Oddly enough, Crouching Tiger, Hidden Dragon: SOD produced a novelization that sounds better than the movie itself.
… Speaking of remakes, Nikkatsu just announced that they’re relaunching their Roman Porno films. In 1971, Nikkatsu watched their youth and action films fail hard and decided to halt production on everything and launch a wave of sexploitation movies known as Roman Porno. Directors had total artistic freedom (mostly) as long as they stayed on budget, on schedule, and had the requisite number of sex scenes. The Roman Porno run lasted until VHS started eating into profits in the mid-’80s (the line ended in 1988), and there are close to 1000 of these movies out there, several of which were considered among the top 10 of the year and some have become modern classics.
Trapped in Lust
… Now Nikkatsu is rebooting their Roman Porno line with five new films by five new directors, which have to follow the same production limitations and sex scene rules as the originals. On board is Sion Sono (directing an “art” film), Hideo “The Ring” Nakata (a lesbian flick), Isao Yukisada (Crying Out Love in the Center of the World), Kazuya Shiraishi (The Devil’s Path) and Akihiko Shiota (director of both the art film Canary and the action flick Dororo).
… In addition, Nikkatsu is reporting that they’ll be releasing 80 classic Roman Porno titles on DVD. The first 16 titles are coming on April 2, with the rest following throughout the year.
… Wisekwai has picked his top 10 Thai films of 2015 and his list is worth reading. As Thailand has retreated from the international scene, its output reduced to either art films from Apichatpong Weerasethakul and Co. or comedies and romances made for the local market, it gets harder and harder to figure out which of the wave of new releases featuring dewy young stars is worth watching. Wisekwai watches them, and his top 10 list is a guide to movies that flew under the radar on the film fest circuit last year, including period zombie film The Black Death, indie gay romance The Blue Hour, and Wisit Sasanatieng’s ghost mystery, Senior.

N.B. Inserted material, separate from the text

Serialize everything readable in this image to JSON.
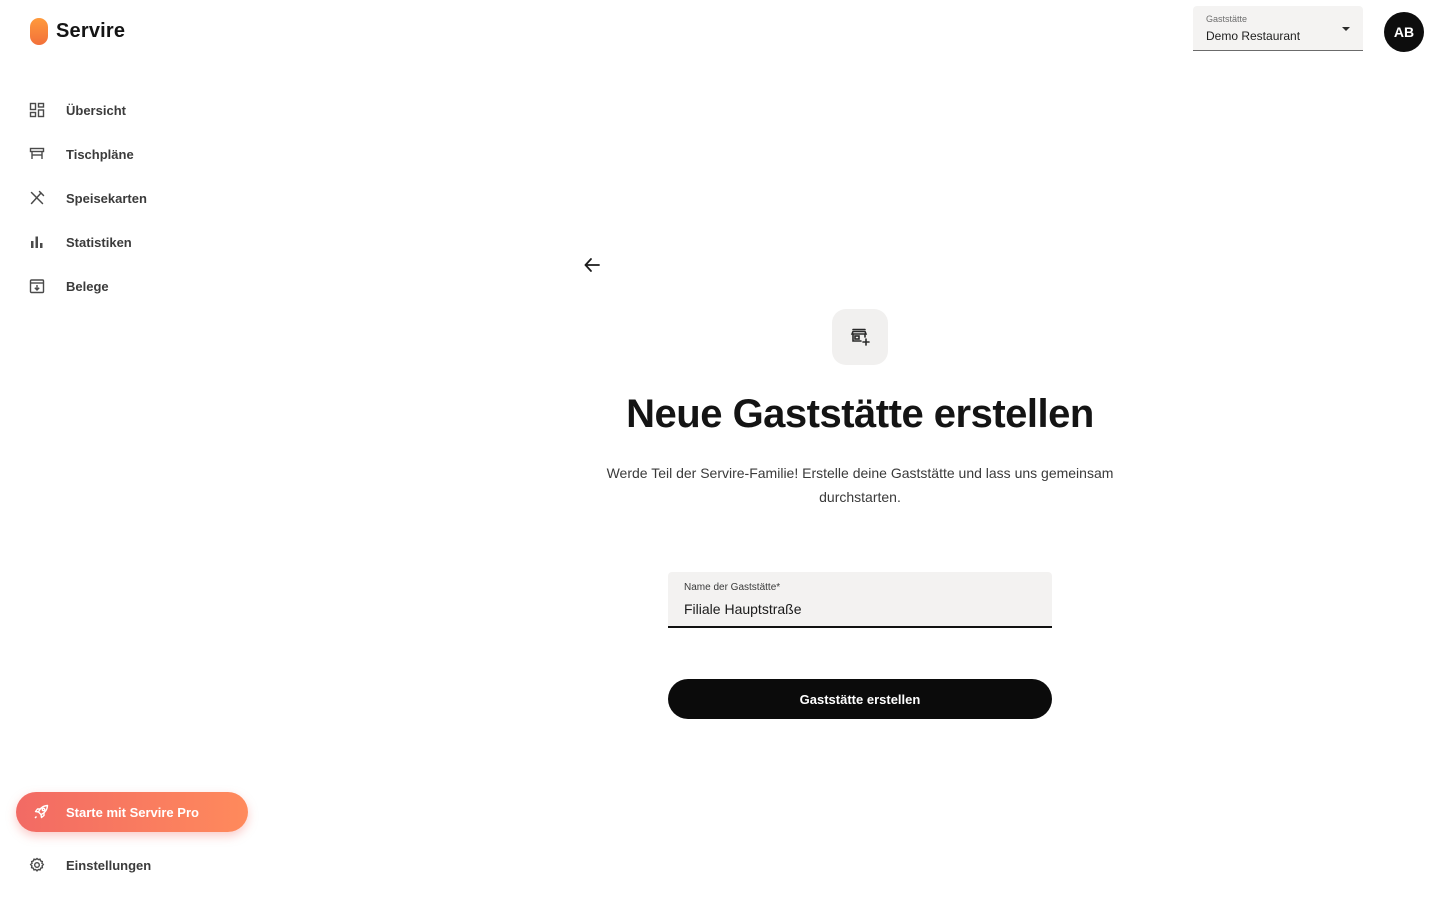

… One of those films is Freelance (aka Heart Attack), which hasn’t had a big review yet, but Variety reporter Maggie Lee was recently raving about it on Facebook, so expect a review from her soon. Already nominated for a ton of industry awards in Thailand, it’s a romance about a freelance graphic designer who goes to a female doctor for a rash, but it’s so much more than that. A sprawling two-hour-and-10-minute look at the lives of freelance workers, it’s a parody of modern work where talented human beings toil insane hours for the privilege of being cogs in the “creative” machine.
… And here’s the trailer (which is instantly relatable if you’ve ever worked freelance before)
… The Hanart TZ Gallery in Hong Kong is presenting an exhibit of martial arts movie posters from Ghana. If you’ve never feasted your eyes on Ghana’s deliriously cartoonish movie posters, you’re missing out. Looking like something a college student wired on raw caffeine might turn out for movies they’ve never seen but merely had described to them by a talking bird, these are a visual blast, boiling movies down to their essence and refracting them through a wobbly lens.
There’s a bigger gallery of the posters here.
… “He represented Gree for two years, and Gree didn’t die,” billionaire Dong Mingzhu, the head of Gree Electric, said in defense of Jackie Chan, who is on trial in the press for having the death touch when it comes to companies he represents. There was BaWang shampoo, which saw its profits plunge after Next Magazine claimed that it caused cancer (the court case is pending). There was Synear, which had to dump its dumplings after they were found to contain Staphylococcus aureus. There’s Mitsubishi, which had to recall 23,000 SUVs with faulty airbags. And the press is even going back to the 1990s to point out that Chan’s endorsement of Subor Electronics computers came only a few years before Subor split into four companies. And while Dong Mingzhu is defending Chan, she herself replaced him as a spokesman in 2014.
Grady Hendrix is a novelist and one of the founders of the New York Asian Film Festival. He writes on Asian film for Variety, Sight & Sound, and more.